In a side by side comparison (or for better results lay the images over the top), Mod JK suffers from similar, but less severe spikes. It never quite reaches the highs that Proxy was able to reach, and never dips to the lows the Proxy had succumbed to. However, there’s something else at play here that caused this to happen. Mod JK caused Apache to reach MaxClients, and hold fairly steady there. There were only 100 users, and there were 256 MaxClients available in Apache, so numerically speaking, Mod JK should have been able to handle this without cracking under the pressure.
However, since it was at max connections, it didn’t have the downward spikes that Proxy did, because it was still trying to serve past requests. At the end of the day, we saw roughly 630 timeouts from JK in the tests, with the tests timing out at 30 seconds. Yes, I could have cranked up the timeouts to allow every step to completely finish, but this is real world testing. When was the last time you allowed a page more than 30 seconds to load? Proxy AJP on the other hand only sufferred from 450 such timeouts, showing me that it was able to pump out requests, and break off connections faster than Mod JK. The way I currently see it, JK failed to serve 200 people. That’s 200 people that think my site’s down, or heaven forbid, a Google bot that is prepping to denote me as a downed site. That’s 200 requests I’m not able to serve advertisements on, and thus not able to make money off of. Might not seem like much, but it is a big deal to some degree.
Now it would be interesting to crank up the MaxClients, and see what happens in that scenario. However, I needed to keep parity between the tests, so they were both performed within the exact same scenarios. We can always do more tweaking, and make more adjustments though. However, at the end of the day, Proxy has a lot going for it. It’s a built in module in 2.2, configuration is insanely easy, balancing is a cinch, it works with the balancer manager of mod_proxy_balancer, it receives automatic security fixes via RHEL updates, and so far, it out performs JK. We plan on doing more tests with altered configuration in the future, so look forward to future rounds.

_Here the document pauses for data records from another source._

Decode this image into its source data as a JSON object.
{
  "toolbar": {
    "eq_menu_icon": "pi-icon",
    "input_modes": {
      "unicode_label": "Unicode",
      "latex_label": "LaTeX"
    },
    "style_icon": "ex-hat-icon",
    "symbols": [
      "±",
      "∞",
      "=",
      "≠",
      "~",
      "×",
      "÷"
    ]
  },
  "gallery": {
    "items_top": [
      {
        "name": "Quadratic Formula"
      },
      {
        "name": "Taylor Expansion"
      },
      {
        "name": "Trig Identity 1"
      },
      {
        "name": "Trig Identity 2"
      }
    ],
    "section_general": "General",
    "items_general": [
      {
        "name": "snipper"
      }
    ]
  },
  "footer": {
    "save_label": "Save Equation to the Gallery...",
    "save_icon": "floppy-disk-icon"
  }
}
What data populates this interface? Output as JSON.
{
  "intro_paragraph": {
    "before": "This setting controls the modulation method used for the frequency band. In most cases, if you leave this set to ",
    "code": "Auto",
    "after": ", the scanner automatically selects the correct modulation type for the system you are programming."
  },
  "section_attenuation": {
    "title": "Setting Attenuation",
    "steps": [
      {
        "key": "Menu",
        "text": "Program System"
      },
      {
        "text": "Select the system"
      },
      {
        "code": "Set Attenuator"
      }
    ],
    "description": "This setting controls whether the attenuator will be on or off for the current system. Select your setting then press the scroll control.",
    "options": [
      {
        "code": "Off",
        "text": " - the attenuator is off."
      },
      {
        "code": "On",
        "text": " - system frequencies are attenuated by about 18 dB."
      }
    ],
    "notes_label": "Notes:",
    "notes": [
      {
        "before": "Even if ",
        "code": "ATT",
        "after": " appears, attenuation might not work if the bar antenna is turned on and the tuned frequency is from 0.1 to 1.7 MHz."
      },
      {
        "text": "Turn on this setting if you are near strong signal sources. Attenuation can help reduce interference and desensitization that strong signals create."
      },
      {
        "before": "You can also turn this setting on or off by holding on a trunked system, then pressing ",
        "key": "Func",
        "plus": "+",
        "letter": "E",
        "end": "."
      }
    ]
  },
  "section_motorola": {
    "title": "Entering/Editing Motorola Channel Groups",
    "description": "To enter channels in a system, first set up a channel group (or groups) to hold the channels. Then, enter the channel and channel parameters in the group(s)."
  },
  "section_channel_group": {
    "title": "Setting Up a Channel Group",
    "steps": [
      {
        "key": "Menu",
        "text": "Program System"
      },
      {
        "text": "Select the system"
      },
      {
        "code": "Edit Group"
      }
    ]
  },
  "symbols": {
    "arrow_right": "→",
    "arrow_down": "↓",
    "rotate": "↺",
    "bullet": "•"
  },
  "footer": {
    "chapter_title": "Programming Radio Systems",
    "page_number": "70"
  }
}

Perhaps JK can make up some ground in Round 2? Perhaps you’ll also get some insight on methods to tweak your Confluence installation to squeeze a bit more performance out of it as well. Many updates to come…